Ben Behr is a contractor with a company he and his brothers own. He enjoys truck rallies, beer, bar food, and…women. One day, Ben heads out to a restaurant with a new owner. He’s supposed to do a walkthrough to estimate the cost of fixing it up to fit that new owner’s vision. When he walks in, he encounters a gorgeous man with his arms spread wide open, smiling widely, and twirling in circles, and Ben’s damn near enchanted.
Mitch O’Shea is thrilled with his new purchase. He’s got an idea for a new family friendly restaurant and he can’t wait to get to work. He instantly begins flirting with Ben, and if Ben were to be honest with himself, he likes it…at least his body does. He has a visceral reaction to Mitch he doesn’t understand, but even though he’s confused by his conflicted feelings, there isn’t much of a fight in him.
Waking the Behr appealed to me because I am crazy for the gay for you/out for you trope, and when the main characters are from opposite ends of the spectrum, I’m so there. While I wasn’t disappointed with the book, I did find it a bit difficult to feel connected to it.
The story starts out right away with Ben walking into the restaurant. He is captivated by Mitch from the very beginning:
My brothers, Abe and Connor, had come out a while back, but everybody know I was the straight Behr. I’d been dating girls since I was twelve (but looked sixteen). I wasn’t attracted to guys. Ever. I didn’t go for tall girls, especially ones as huge as me, so why was I attracted to a big man?
I stepped back and gave him the once-over. My body sure as shit was a little interested. Okay, maybe more than a little.
That’s on page four. So, you can see, there’s no wasting time. That’s not a bad thing. Waking the Behr is a short novel, so there really isn’t a lot of time for a slow burn, but I wish I’d had more time to get to know Ben and Mitch a little more. There were only cursory bits of backstory about them, and I yearned to know them better.
As characters, I liked both men, especially Mitch. He’s extremely wealthy, but he’s in no way pretentious. He fits right into his surroundings and is relaxed around everyone. Mitch is also excited to participate in the local small town events like the truck rallies. He goes into everything with unmitigated glee. I wish I could get excited about things like Mitch. Ben seemed a little…curmudgeonly. Sometimes, I swore I could hear my Dad’s voice coming from him. He spent a lot of time thinking he wasn’t good enough for Mitch because he was a country boy, and Mitch is from bustling San Francisco. It started feeling like a broken record relatively quickly. I wanted to reach through the Kindle, shake him and say, “You’ve got a good thing here. Don’t screw it up!” Don’t worry, though. He got with the program 🙂 Here’s my favorite part of the whole book. The boys are on a camping trip.
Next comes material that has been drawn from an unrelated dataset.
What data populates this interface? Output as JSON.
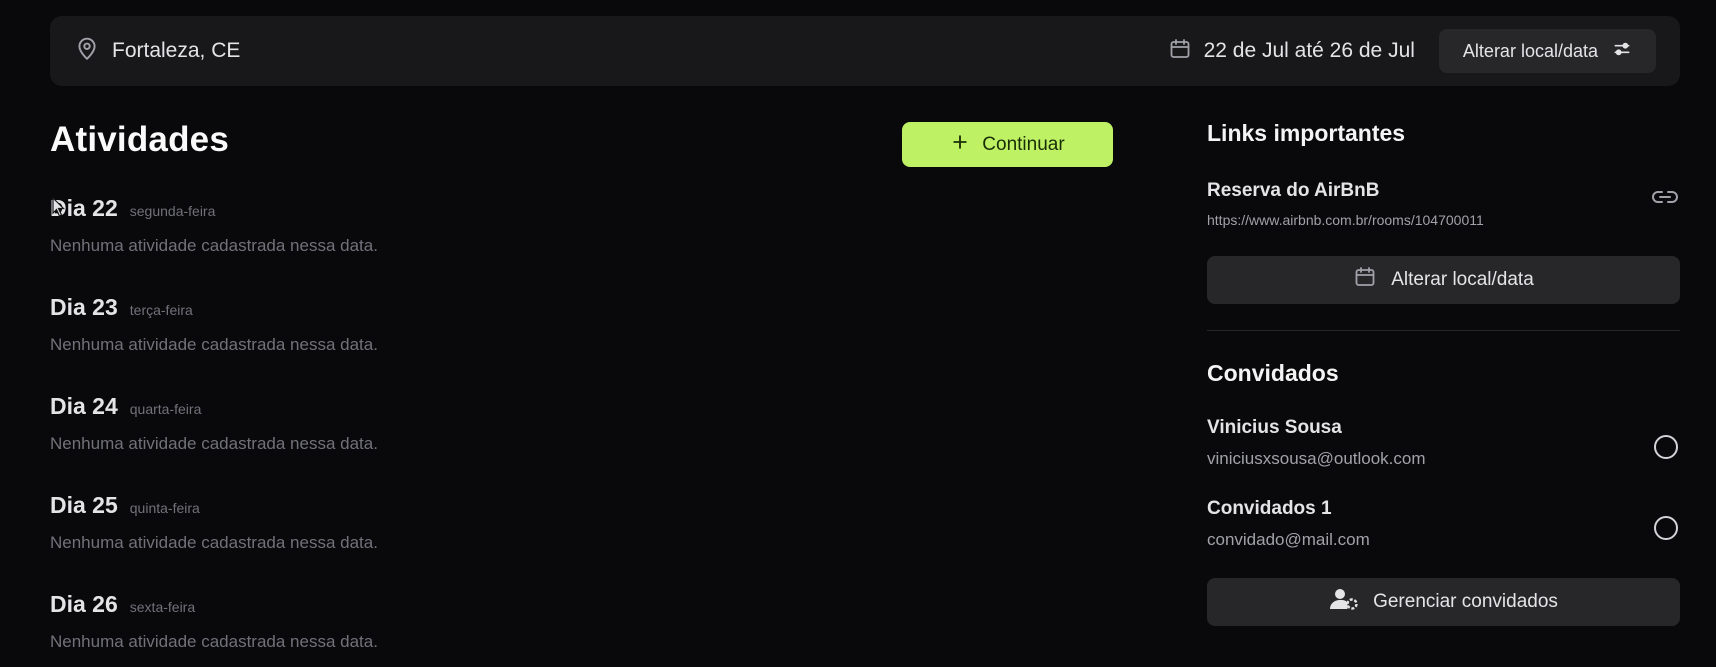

I got up, pulled him off his chair, and repositioned mine to make the two into a large camp lounger. Then, I sat us down on it, him between my legs, and me with one arm around his waist. We stared up at the stars shining over us.
“When the moon’s out, everything is brighter and more in your face. And it’s all real. no CGI for this, Mitch.” I was making my move, country style. I pointed at the stars, guiding him through the Big and Little Dippers, finding the North Star and Orion’s Belt. I walked him through the night sounds, the splash of the fish, and the chirps of the crickets. I told him about all the night creatures making love and how this season fit in to the cycle of the year. “Tomorrow night, we’ll take out my telescope and get a little more detailed, but tonight-tonight-I want you to feel your place in the universe. I want you to get your footing in my world.”
He turned to me and we kissed.
Here is where I mention Ben losing his virginity (with another man) and the sex takes place “off camera.” When I first read the story, I was incredibly disappointed, but I read it again as I prepared to write this review, and I realized it didn’t need to be graphic. That snippet I just wrote? That was so sexy the way it was written. It was just enough, and I am happy with that.
There are a few background characters, and they play small parts within the book. Ben’s brothers, Connor and Abe, are there for him when he’s trying to come to terms with his attraction to Mitch. Raven, a singer at one of Mitch’s clubs who Ben connects with and helps him realize Mitch is someone he could really fall for, and Joey, a homeless young man in San Francisco who Ben and Mitch help. In fact, Joey is important since Mitch tells Ben how he really realized he was in love with him because Ben was kind to the boy.
The ending came together neatly. All loose ends were properly tied up, and while there were no surprises, it was satisfying in the way all feel good stories are. I can’t say I loved Waking the Behr, but I really liked it. This is book seven of the Foothills Pride series, but I wasn’t confused about anything, so I assume all the books are standalones, and I’m willing to go back and check out books 1-6. I am going to recommend this one, especially to fans of OFY and opposites finding each other.
A review copy of this book was provided by Dreamspinner Press.